Management should be aware that there is a limit to how much of this shifting goalposts angst people can absorb. At some point in time, a price will have to be paid in worker's satisfaction, or student's loyalties. There is a limit to how much one can continue to depend on imported talent to replace disenfranchised citizens. At some point in time management will need to count on its own citizenry to staff the hospitals, and to look after our own. Then by that time, there might be no one left.



Anonymous said...

It is unfair to blame management for shifting goalpost.
It is easier to implement changes when there is no time left to debate and protest the changes.

Our hospital management is forward looking and you can be assured that things happen for a reason.

Initially, residency is only for elite Duke-NUS students but somewhere along the way, the non-elite YLL is afraid that their students will lose out to the elite Duke-NUS and decide to get rid of the ho-mo system

If you really want to blame someone, blame YLL and not us hospital management.


gigamole said...

My apologies if Igave the impression I was blaming hospital management. It wasn't my intention. I think we all know the hospitals were pretty much on the receiving end of having to roll out the programme asap. The 'management' decision was clearly taken elsewhere.

Anonymous said...

Good for you to clarify.

You do understand that hospitals are trying their best for residency system in Singapore to be a success.

Now that it is in place, let us give the new system a try instead of being so negative at the start.

Hopefully with more specialists trained, this will help to bring down the costs of healthcare so that our fellow citizens will not fear falling sick in future.

Currently, many Singaporeans are more afraid of falling sick than dying in Singapore.
With more supply of specialists, this will achieve the ideal situation of Singapore having the cheapest and best healthcare in the world!

gigamole said...

"Now that it is in place, let us give the new system a try instead of being so negative at the start."

We should of course do our best to try and make it work. My comments are not negative in the sense of undermining the process, but simply articulating the frustrations and apprehensions of the younger doctors and students who just cannot comprehend and are reluctant to buy into a programme that seems poorly thought out or planned for.

Why do we have a culture in Singapore of 'moving the goalposts' at the eleventh hour, as if we don't care about the people who are affected?

If the residency programme is so advantageous and desirable in terms of producing "cheapest and best healthcare in the world" (I don't necessarily agree with you that that's where we are heading) surely it deserves better planning and management than what appears to have been behind this last minute rush to implement?

Anonymous said...

Sorry, other Anon who is purportedly in hospital management, I cannot imagine how anyone (especially someone in hospital management) can believe that having more specialists will drive down healthcare costs.

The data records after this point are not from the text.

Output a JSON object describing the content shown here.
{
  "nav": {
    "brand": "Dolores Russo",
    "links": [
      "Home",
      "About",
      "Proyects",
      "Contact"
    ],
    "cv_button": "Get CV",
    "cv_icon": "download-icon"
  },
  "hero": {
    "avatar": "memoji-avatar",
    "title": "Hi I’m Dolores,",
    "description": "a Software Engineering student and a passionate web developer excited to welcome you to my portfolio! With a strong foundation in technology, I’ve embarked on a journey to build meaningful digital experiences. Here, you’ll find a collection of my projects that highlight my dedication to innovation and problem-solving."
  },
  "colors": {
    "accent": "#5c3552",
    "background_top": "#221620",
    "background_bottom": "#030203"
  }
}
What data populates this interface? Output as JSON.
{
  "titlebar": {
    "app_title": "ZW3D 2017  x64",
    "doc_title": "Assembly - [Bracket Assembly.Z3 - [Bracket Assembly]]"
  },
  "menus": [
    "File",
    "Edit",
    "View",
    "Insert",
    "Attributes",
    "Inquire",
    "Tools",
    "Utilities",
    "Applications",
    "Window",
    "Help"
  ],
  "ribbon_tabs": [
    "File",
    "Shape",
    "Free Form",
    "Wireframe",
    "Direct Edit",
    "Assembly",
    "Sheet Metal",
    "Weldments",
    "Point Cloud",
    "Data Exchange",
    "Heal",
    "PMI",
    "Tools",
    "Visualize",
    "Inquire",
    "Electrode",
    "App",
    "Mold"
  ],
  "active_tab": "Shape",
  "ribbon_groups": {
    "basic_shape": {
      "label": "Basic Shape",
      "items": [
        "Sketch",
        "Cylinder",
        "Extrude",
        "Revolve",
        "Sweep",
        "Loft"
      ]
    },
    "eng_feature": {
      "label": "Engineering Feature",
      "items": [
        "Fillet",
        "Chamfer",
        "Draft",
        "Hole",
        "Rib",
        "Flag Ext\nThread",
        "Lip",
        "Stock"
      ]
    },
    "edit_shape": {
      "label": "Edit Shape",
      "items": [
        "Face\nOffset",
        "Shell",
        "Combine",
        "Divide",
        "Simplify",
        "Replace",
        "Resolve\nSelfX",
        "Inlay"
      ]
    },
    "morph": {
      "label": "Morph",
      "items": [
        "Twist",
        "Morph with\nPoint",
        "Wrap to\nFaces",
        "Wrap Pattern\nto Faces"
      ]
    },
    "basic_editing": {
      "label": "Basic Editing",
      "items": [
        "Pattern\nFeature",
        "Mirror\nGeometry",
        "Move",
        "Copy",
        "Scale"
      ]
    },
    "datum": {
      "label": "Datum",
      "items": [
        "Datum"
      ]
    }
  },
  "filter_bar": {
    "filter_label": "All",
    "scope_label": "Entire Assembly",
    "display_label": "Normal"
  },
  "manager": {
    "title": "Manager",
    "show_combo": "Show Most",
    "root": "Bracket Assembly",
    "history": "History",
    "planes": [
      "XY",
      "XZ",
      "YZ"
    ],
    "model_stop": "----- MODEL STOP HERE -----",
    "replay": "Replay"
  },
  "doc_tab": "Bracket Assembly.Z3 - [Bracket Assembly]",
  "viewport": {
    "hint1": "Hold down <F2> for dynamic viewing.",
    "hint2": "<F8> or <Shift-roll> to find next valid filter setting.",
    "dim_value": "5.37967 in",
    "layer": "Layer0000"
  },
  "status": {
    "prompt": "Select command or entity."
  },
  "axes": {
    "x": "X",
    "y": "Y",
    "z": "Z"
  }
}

The problem is rendered worse because with a 5-year program bent on generating more specialists (as opposed to generalists) with less broad-base experience, you will reduce the proportion of "gatekeepers" in the system.